*WHAT IS NEEDED*
Report each line from the records where the string "image" turns up.
╭──
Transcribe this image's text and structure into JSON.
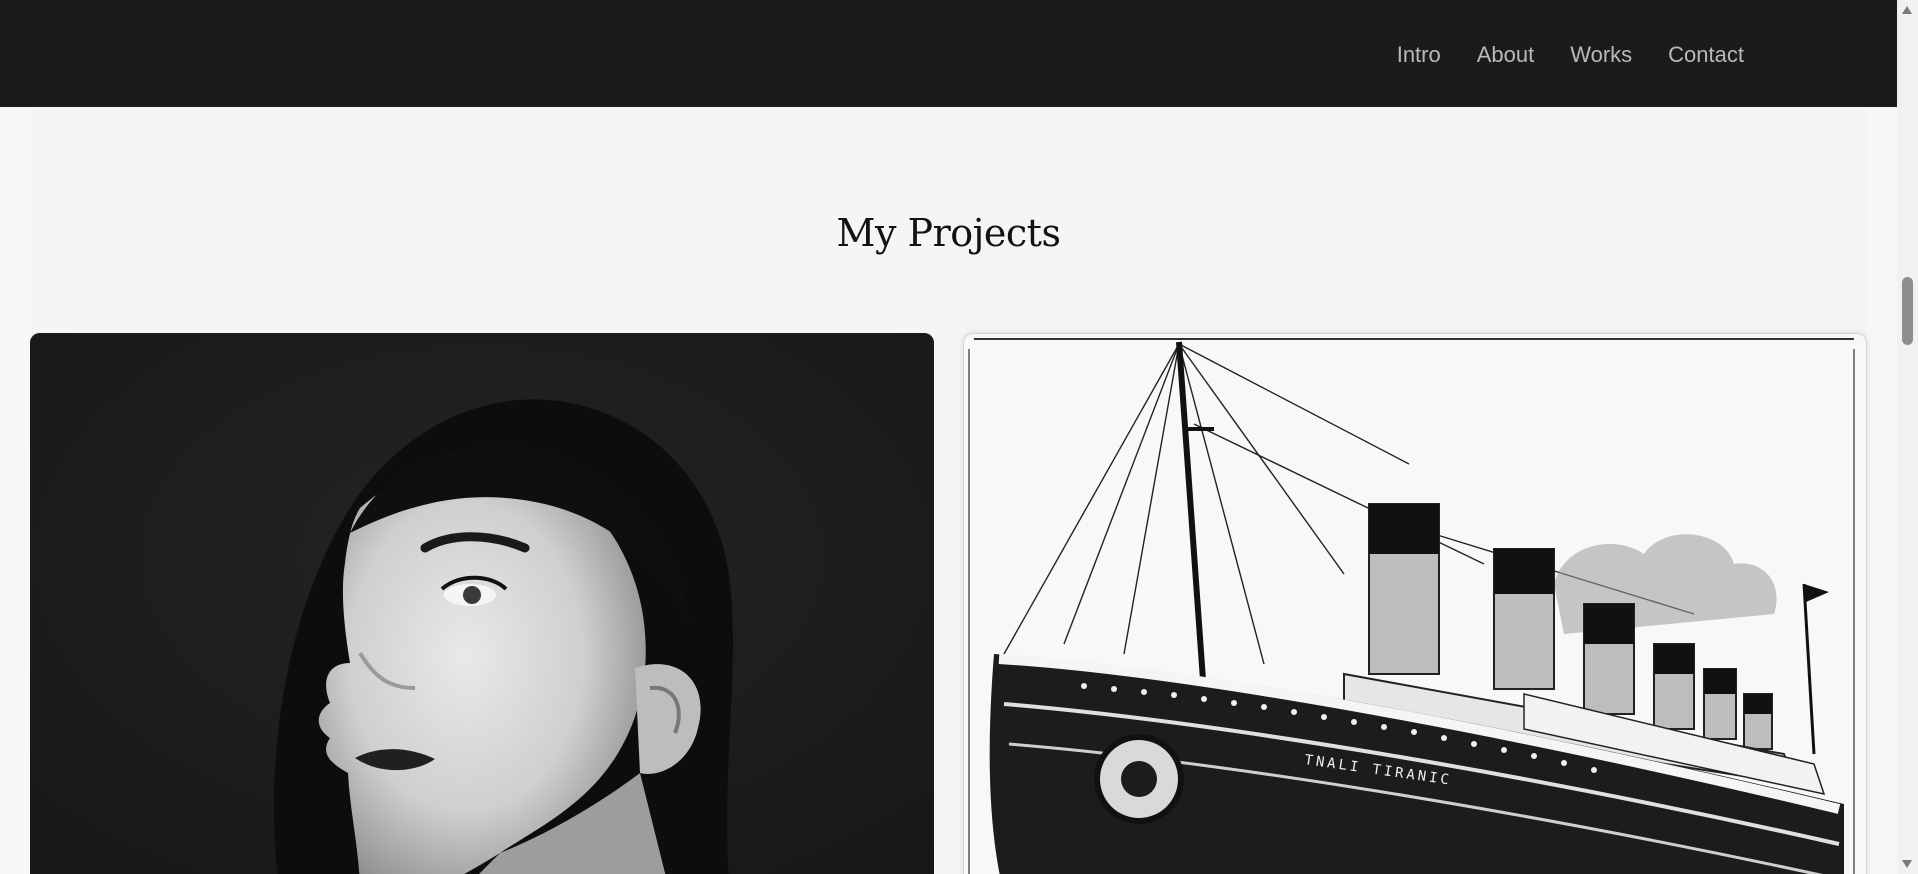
{
  "nav": {
    "links": [
      {
        "label": "Intro"
      },
      {
        "label": "About"
      },
      {
        "label": "Works"
      },
      {
        "label": "Contact"
      }
    ]
  },
  "projects": {
    "title": "My Projects",
    "cards": [
      {
        "image": "black-and-white portrait of a woman looking up"
      },
      {
        "image": "black-and-white illustration of an ocean liner"
      }
    ],
    "ship_hull_text": "TNALI TIRANIC"
  },
  "colors": {
    "navbar_bg": "#1b1b1b",
    "nav_text": "#b9b9b9",
    "page_bg": "#f5f5f5",
    "title_text": "#111111"
  }
}
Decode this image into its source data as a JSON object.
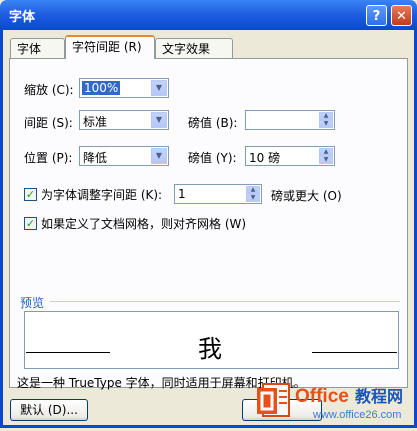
{
  "window": {
    "title": "字体",
    "help_glyph": "?",
    "close_glyph": "✕"
  },
  "tabs": [
    {
      "label": "字体 (N)"
    },
    {
      "label": "字符间距 (R)",
      "active": true
    },
    {
      "label": "文字效果 (X)"
    }
  ],
  "scale": {
    "label": "缩放 (C):",
    "value": "100%"
  },
  "spacing": {
    "label": "间距 (S):",
    "value": "标准",
    "by_label": "磅值 (B):",
    "by_value": ""
  },
  "position": {
    "label": "位置 (P):",
    "value": "降低",
    "by_label": "磅值 (Y):",
    "by_value": "10 磅"
  },
  "kerning": {
    "label": "为字体调整字间距 (K):",
    "value": "1",
    "suffix": "磅或更大 (O)",
    "checked": true
  },
  "grid": {
    "label": "如果定义了文档网格，则对齐网格 (W)",
    "checked": true
  },
  "preview": {
    "label": "预览",
    "sample": "我",
    "note": "这是一种 TrueType 字体，同时适用于屏幕和打印机。"
  },
  "buttons": {
    "default": "默认 (D)..."
  },
  "watermark": {
    "brand": "Office教程网",
    "url": "www.office26.com"
  }
}
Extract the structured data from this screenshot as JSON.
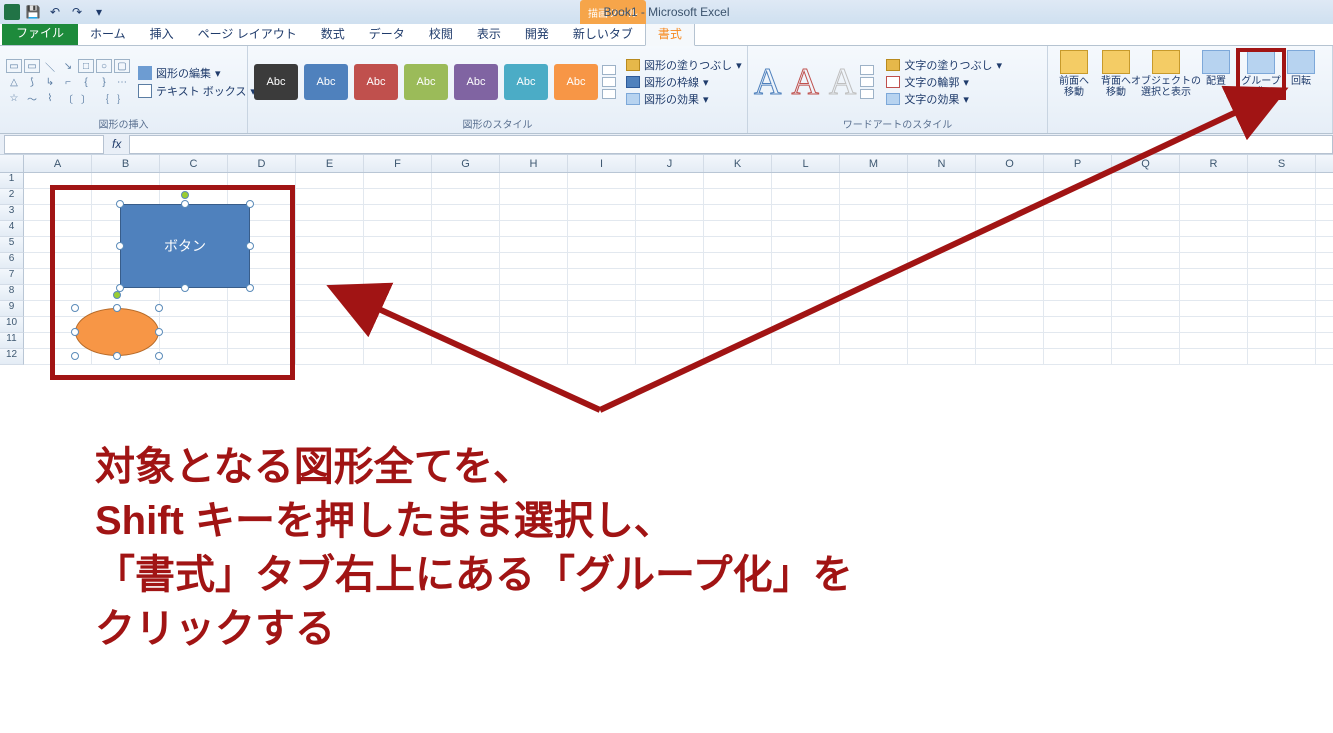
{
  "app_title": "Book1 - Microsoft Excel",
  "context_tab": "描画ツール",
  "tabs": {
    "file": "ファイル",
    "home": "ホーム",
    "insert": "挿入",
    "layout": "ページ レイアウト",
    "formulas": "数式",
    "data": "データ",
    "review": "校閲",
    "view": "表示",
    "dev": "開発",
    "newtab": "新しいタブ",
    "format": "書式"
  },
  "groups": {
    "insert_shapes": "図形の挿入",
    "shape_styles": "図形のスタイル",
    "wordart_styles": "ワードアートのスタイル"
  },
  "shape_side": {
    "edit": "図形の編集",
    "textbox": "テキスト ボックス"
  },
  "style_label": "Abc",
  "style_colors": [
    "#3b3b3b",
    "#4f81bd",
    "#c0504d",
    "#9bbb59",
    "#8064a2",
    "#4bacc6",
    "#f79646"
  ],
  "shape_menu": {
    "fill": "図形の塗りつぶし",
    "outline": "図形の枠線",
    "effects": "図形の効果"
  },
  "wa_menu": {
    "fill": "文字の塗りつぶし",
    "outline": "文字の輪郭",
    "effects": "文字の効果"
  },
  "arrange": {
    "front": "前面へ\n移動",
    "back": "背面へ\n移動",
    "selpane": "オブジェクトの\n選択と表示",
    "align": "配置",
    "group": "グループ化",
    "rotate": "回転"
  },
  "columns": [
    "A",
    "B",
    "C",
    "D",
    "E",
    "F",
    "G",
    "H",
    "I",
    "J",
    "K",
    "L",
    "M",
    "N",
    "O",
    "P",
    "Q",
    "R",
    "S"
  ],
  "rows": [
    "1",
    "2",
    "3",
    "4",
    "5",
    "6",
    "7",
    "8",
    "9",
    "10",
    "11",
    "12"
  ],
  "shape_button_text": "ボタン",
  "annotation_text": "対象となる図形全てを、\nShift キーを押したまま選択し、\n「書式」タブ右上にある「グループ化」を\nクリックする",
  "namebox_value": "",
  "formula_value": ""
}
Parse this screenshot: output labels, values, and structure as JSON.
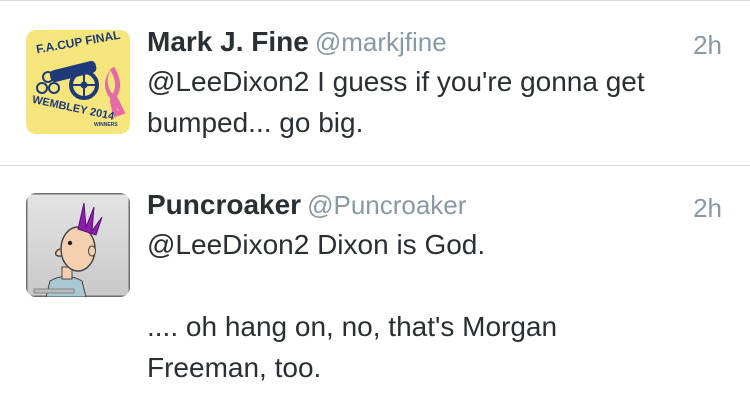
{
  "tweets": [
    {
      "avatar": "fa-cup-final-wembley-badge",
      "avatar_text": {
        "top": "F.A.CUP FINAL",
        "bottom": "WEMBLEY 2014",
        "small": "WINNERS"
      },
      "display_name": "Mark J. Fine",
      "handle": "@markjfine",
      "time": "2h",
      "text": "@LeeDixon2 I guess if you're gonna get\nbumped... go big."
    },
    {
      "avatar": "punk-cartoon-character",
      "display_name": "Puncroaker",
      "handle": "@Puncroaker",
      "time": "2h",
      "text": "@LeeDixon2 Dixon is God.\n\n.... oh hang on, no, that's Morgan\nFreeman, too."
    }
  ],
  "colors": {
    "name": "#292f33",
    "meta": "#8899a6",
    "divider": "#d9dde0",
    "avatar1_bg": "#f3e26b"
  }
}
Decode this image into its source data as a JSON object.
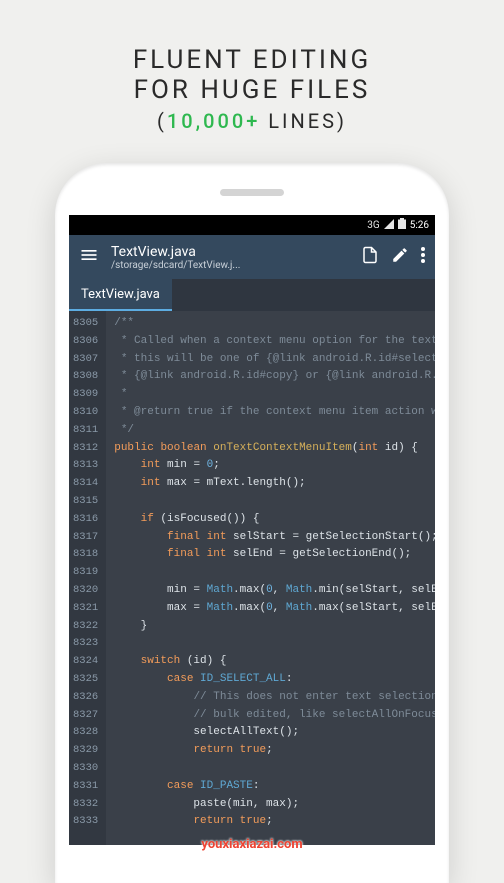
{
  "promo": {
    "line1": "FLUENT EDITING",
    "line2": "FOR HUGE FILES",
    "line3_prefix": "(",
    "line3_accent": "10,000+",
    "line3_suffix": " LINES)"
  },
  "statusbar": {
    "network": "3G",
    "time": "5:26"
  },
  "appbar": {
    "title": "TextView.java",
    "subtitle": "/storage/sdcard/TextView.j..."
  },
  "tab": {
    "label": "TextView.java"
  },
  "gutter_start": 8305,
  "gutter_end": 8333,
  "code_lines": [
    [
      [
        "comment",
        "/**"
      ]
    ],
    [
      [
        "comment",
        " * Called when a context menu option for the text"
      ]
    ],
    [
      [
        "comment",
        " * this will be one of {@link android.R.id#selectAll"
      ]
    ],
    [
      [
        "comment",
        " * {@link android.R.id#copy} or {@link android.R.id"
      ]
    ],
    [
      [
        "comment",
        " *"
      ]
    ],
    [
      [
        "comment",
        " * @return true if the context menu item action wa"
      ]
    ],
    [
      [
        "comment",
        " */"
      ]
    ],
    [
      [
        "keyword",
        "public "
      ],
      [
        "keyword",
        "boolean "
      ],
      [
        "method",
        "onTextContextMenuItem"
      ],
      [
        "plain",
        "("
      ],
      [
        "keyword",
        "int"
      ],
      [
        "plain",
        " id) {"
      ]
    ],
    [
      [
        "plain",
        "    "
      ],
      [
        "keyword",
        "int"
      ],
      [
        "plain",
        " min = "
      ],
      [
        "number",
        "0"
      ],
      [
        "plain",
        ";"
      ]
    ],
    [
      [
        "plain",
        "    "
      ],
      [
        "keyword",
        "int"
      ],
      [
        "plain",
        " max = mText.length();"
      ]
    ],
    [
      [
        "plain",
        ""
      ]
    ],
    [
      [
        "plain",
        "    "
      ],
      [
        "keyword",
        "if"
      ],
      [
        "plain",
        " (isFocused()) {"
      ]
    ],
    [
      [
        "plain",
        "        "
      ],
      [
        "keyword",
        "final int"
      ],
      [
        "plain",
        " selStart = getSelectionStart();"
      ]
    ],
    [
      [
        "plain",
        "        "
      ],
      [
        "keyword",
        "final int"
      ],
      [
        "plain",
        " selEnd = getSelectionEnd();"
      ]
    ],
    [
      [
        "plain",
        ""
      ]
    ],
    [
      [
        "plain",
        "        min = "
      ],
      [
        "class",
        "Math"
      ],
      [
        "plain",
        ".max("
      ],
      [
        "number",
        "0"
      ],
      [
        "plain",
        ", "
      ],
      [
        "class",
        "Math"
      ],
      [
        "plain",
        ".min(selStart, selEnd"
      ]
    ],
    [
      [
        "plain",
        "        max = "
      ],
      [
        "class",
        "Math"
      ],
      [
        "plain",
        ".max("
      ],
      [
        "number",
        "0"
      ],
      [
        "plain",
        ", "
      ],
      [
        "class",
        "Math"
      ],
      [
        "plain",
        ".max(selStart, selEnd"
      ]
    ],
    [
      [
        "plain",
        "    }"
      ]
    ],
    [
      [
        "plain",
        ""
      ]
    ],
    [
      [
        "plain",
        "    "
      ],
      [
        "keyword",
        "switch"
      ],
      [
        "plain",
        " (id) {"
      ]
    ],
    [
      [
        "plain",
        "        "
      ],
      [
        "keyword",
        "case"
      ],
      [
        "plain",
        " "
      ],
      [
        "const",
        "ID_SELECT_ALL"
      ],
      [
        "plain",
        ":"
      ]
    ],
    [
      [
        "plain",
        "            "
      ],
      [
        "comment",
        "// This does not enter text selection mode."
      ]
    ],
    [
      [
        "plain",
        "            "
      ],
      [
        "comment",
        "// bulk edited, like selectAllOnFocus does."
      ]
    ],
    [
      [
        "plain",
        "            selectAllText();"
      ]
    ],
    [
      [
        "plain",
        "            "
      ],
      [
        "keyword",
        "return true"
      ],
      [
        "plain",
        ";"
      ]
    ],
    [
      [
        "plain",
        ""
      ]
    ],
    [
      [
        "plain",
        "        "
      ],
      [
        "keyword",
        "case"
      ],
      [
        "plain",
        " "
      ],
      [
        "const",
        "ID_PASTE"
      ],
      [
        "plain",
        ":"
      ]
    ],
    [
      [
        "plain",
        "            paste(min, max);"
      ]
    ],
    [
      [
        "plain",
        "            "
      ],
      [
        "keyword",
        "return true"
      ],
      [
        "plain",
        ";"
      ]
    ]
  ],
  "watermark": "youxiaxiazai.com"
}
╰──
*SOLUTION TO THIS EXERCISE*
Transcribe this image's text and structure into JSON.
        "image": "black-and-white portrait of a woman looking up"
        "image": "black-and-white illustration of an ocean liner"
Decode this image into its source data as a JSON object.
Decode this image into its source data as a JSON object.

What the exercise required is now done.